▶ Task objective:
Write out all of the entries that follow, word for word, but skip the pictures.

Dataset excerpts
=-=-=

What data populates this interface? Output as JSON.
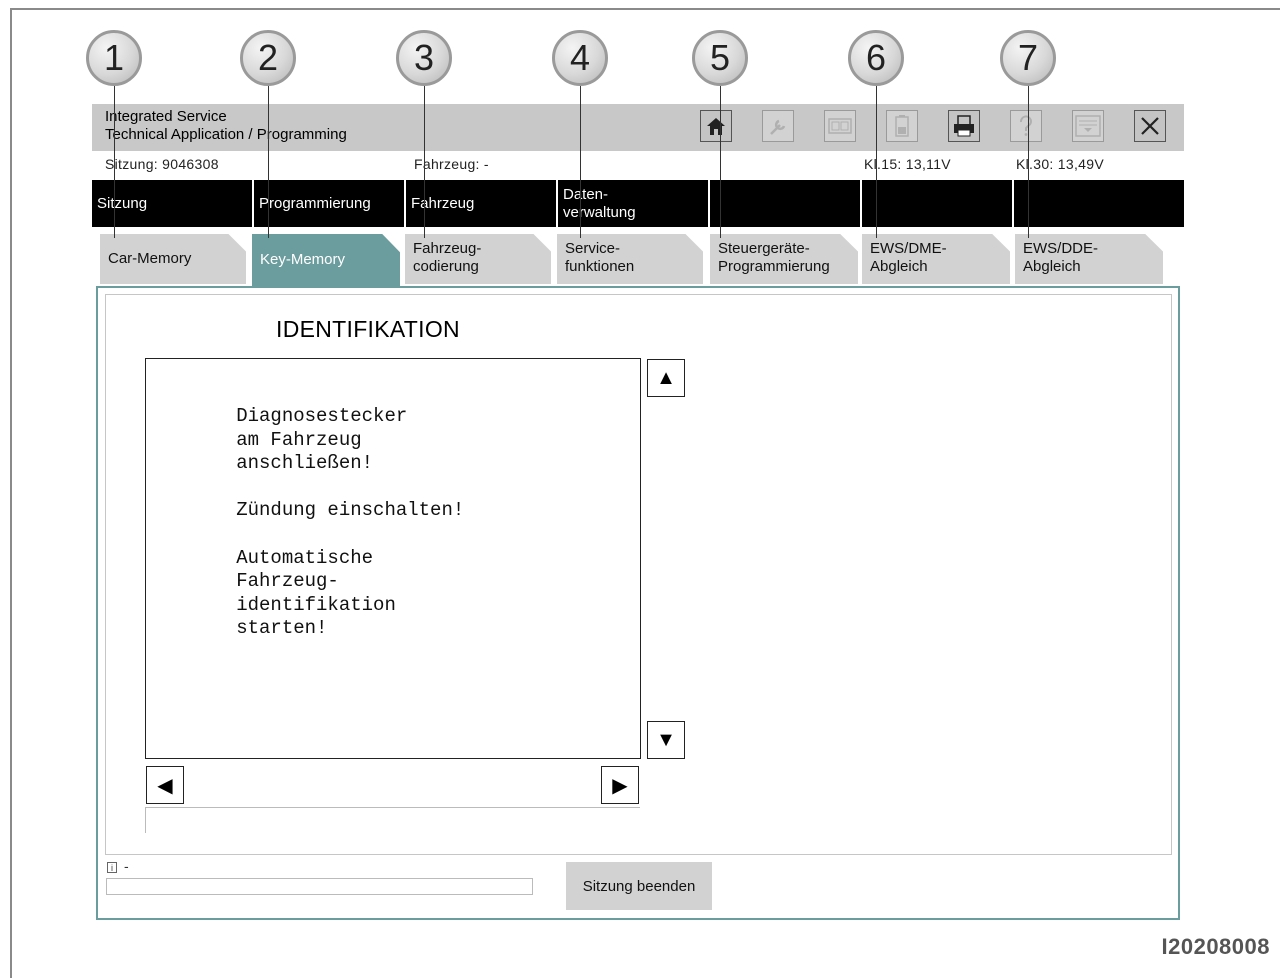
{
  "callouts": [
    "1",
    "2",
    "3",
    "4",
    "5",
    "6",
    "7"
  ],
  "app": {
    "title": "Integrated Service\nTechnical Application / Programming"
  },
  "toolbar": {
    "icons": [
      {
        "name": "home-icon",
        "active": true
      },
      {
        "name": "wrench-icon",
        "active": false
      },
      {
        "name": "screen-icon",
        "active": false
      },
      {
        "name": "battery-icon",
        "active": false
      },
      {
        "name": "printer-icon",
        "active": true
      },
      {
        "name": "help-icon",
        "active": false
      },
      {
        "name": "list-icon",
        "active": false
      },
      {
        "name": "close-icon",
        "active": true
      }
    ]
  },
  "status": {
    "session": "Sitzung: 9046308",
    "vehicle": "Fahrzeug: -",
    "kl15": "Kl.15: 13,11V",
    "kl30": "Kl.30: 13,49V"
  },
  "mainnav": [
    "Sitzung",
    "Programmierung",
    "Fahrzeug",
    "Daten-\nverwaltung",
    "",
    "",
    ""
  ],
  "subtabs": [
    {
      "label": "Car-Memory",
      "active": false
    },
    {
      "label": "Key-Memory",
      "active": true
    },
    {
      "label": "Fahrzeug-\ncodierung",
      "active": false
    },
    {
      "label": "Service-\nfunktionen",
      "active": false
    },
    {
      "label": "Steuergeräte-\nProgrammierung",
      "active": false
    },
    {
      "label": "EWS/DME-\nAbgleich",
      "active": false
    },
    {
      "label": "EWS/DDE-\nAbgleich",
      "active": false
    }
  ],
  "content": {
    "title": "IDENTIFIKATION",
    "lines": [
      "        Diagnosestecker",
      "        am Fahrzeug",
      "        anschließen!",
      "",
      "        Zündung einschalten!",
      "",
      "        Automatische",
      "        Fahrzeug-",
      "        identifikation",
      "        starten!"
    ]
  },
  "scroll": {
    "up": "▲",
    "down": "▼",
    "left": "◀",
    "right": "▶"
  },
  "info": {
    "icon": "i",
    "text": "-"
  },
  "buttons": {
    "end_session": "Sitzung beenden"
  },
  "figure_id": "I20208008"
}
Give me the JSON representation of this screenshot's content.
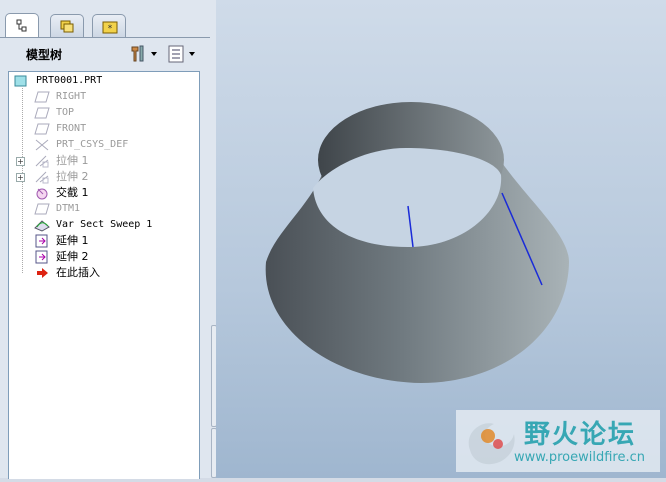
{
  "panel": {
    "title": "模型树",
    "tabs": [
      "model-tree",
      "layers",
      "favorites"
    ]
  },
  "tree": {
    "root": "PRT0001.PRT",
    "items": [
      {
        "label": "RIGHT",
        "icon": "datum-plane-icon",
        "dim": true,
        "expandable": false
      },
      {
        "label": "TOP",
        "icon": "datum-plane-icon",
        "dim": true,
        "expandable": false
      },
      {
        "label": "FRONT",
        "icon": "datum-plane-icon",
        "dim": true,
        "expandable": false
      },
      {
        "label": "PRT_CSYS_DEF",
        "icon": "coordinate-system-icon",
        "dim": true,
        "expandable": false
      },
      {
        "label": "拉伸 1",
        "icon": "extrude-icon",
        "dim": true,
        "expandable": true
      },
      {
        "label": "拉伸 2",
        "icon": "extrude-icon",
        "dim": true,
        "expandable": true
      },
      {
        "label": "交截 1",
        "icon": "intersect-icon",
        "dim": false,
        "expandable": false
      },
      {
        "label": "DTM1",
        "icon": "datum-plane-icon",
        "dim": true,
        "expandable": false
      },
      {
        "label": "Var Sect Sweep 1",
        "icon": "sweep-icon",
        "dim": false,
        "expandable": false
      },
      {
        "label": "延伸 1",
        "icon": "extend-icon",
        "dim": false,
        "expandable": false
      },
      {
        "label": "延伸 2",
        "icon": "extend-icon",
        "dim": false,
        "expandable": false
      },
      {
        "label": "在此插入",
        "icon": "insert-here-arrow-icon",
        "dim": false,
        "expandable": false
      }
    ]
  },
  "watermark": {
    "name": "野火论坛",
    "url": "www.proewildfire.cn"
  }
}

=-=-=

▶ Response to this exercise:
What data populates this interface? Output as JSON.
{
  "callouts": [
    "1",
    "2",
    "3",
    "4",
    "5",
    "6",
    "7"
  ],
  "app": {
    "title": "Integrated Service\nTechnical Application / Programming"
  },
  "toolbar": {
    "icons": [
      {
        "name": "home-icon",
        "active": true
      },
      {
        "name": "wrench-icon",
        "active": false
      },
      {
        "name": "screen-icon",
        "active": false
      },
      {
        "name": "battery-icon",
        "active": false
      },
      {
        "name": "printer-icon",
        "active": true
      },
      {
        "name": "help-icon",
        "active": false
      },
      {
        "name": "list-icon",
        "active": false
      },
      {
        "name": "close-icon",
        "active": true
      }
    ]
  },
  "status": {
    "session": "Sitzung: 9046308",
    "vehicle": "Fahrzeug: -",
    "kl15": "Kl.15: 13,11V",
    "kl30": "Kl.30: 13,49V"
  },
  "mainnav": [
    "Sitzung",
    "Programmierung",
    "Fahrzeug",
    "Daten-\nverwaltung",
    "",
    "",
    ""
  ],
  "subtabs": [
    {
      "label": "Car-Memory",
      "active": false
    },
    {
      "label": "Key-Memory",
      "active": true
    },
    {
      "label": "Fahrzeug-\ncodierung",
      "active": false
    },
    {
      "label": "Service-\nfunktionen",
      "active": false
    },
    {
      "label": "Steuergeräte-\nProgrammierung",
      "active": false
    },
    {
      "label": "EWS/DME-\nAbgleich",
      "active": false
    },
    {
      "label": "EWS/DDE-\nAbgleich",
      "active": false
    }
  ],
  "content": {
    "title": "IDENTIFIKATION",
    "lines": [
      "        Diagnosestecker",
      "        am Fahrzeug",
      "        anschließen!",
      "",
      "        Zündung einschalten!",
      "",
      "        Automatische",
      "        Fahrzeug-",
      "        identifikation",
      "        starten!"
    ]
  },
  "scroll": {
    "up": "▲",
    "down": "▼",
    "left": "◀",
    "right": "▶"
  },
  "info": {
    "icon": "i",
    "text": "-"
  },
  "buttons": {
    "end_session": "Sitzung beenden"
  },
  "figure_id": "I20208008"
}
Give me the JSON representation of this screenshot's content.
{
  "panel": {
    "title": "模型树",
    "tabs": [
      "model-tree",
      "layers",
      "favorites"
    ]
  },
  "tree": {
    "root": "PRT0001.PRT",
    "items": [
      {
        "label": "RIGHT",
        "icon": "datum-plane-icon",
        "dim": true,
        "expandable": false
      },
      {
        "label": "TOP",
        "icon": "datum-plane-icon",
        "dim": true,
        "expandable": false
      },
      {
        "label": "FRONT",
        "icon": "datum-plane-icon",
        "dim": true,
        "expandable": false
      },
      {
        "label": "PRT_CSYS_DEF",
        "icon": "coordinate-system-icon",
        "dim": true,
        "expandable": false
      },
      {
        "label": "拉伸 1",
        "icon": "extrude-icon",
        "dim": true,
        "expandable": true
      },
      {
        "label": "拉伸 2",
        "icon": "extrude-icon",
        "dim": true,
        "expandable": true
      },
      {
        "label": "交截 1",
        "icon": "intersect-icon",
        "dim": false,
        "expandable": false
      },
      {
        "label": "DTM1",
        "icon": "datum-plane-icon",
        "dim": true,
        "expandable": false
      },
      {
        "label": "Var Sect Sweep 1",
        "icon": "sweep-icon",
        "dim": false,
        "expandable": false
      },
      {
        "label": "延伸 1",
        "icon": "extend-icon",
        "dim": false,
        "expandable": false
      },
      {
        "label": "延伸 2",
        "icon": "extend-icon",
        "dim": false,
        "expandable": false
      },
      {
        "label": "在此插入",
        "icon": "insert-here-arrow-icon",
        "dim": false,
        "expandable": false
      }
    ]
  },
  "watermark": {
    "name": "野火论坛",
    "url": "www.proewildfire.cn"
  }
}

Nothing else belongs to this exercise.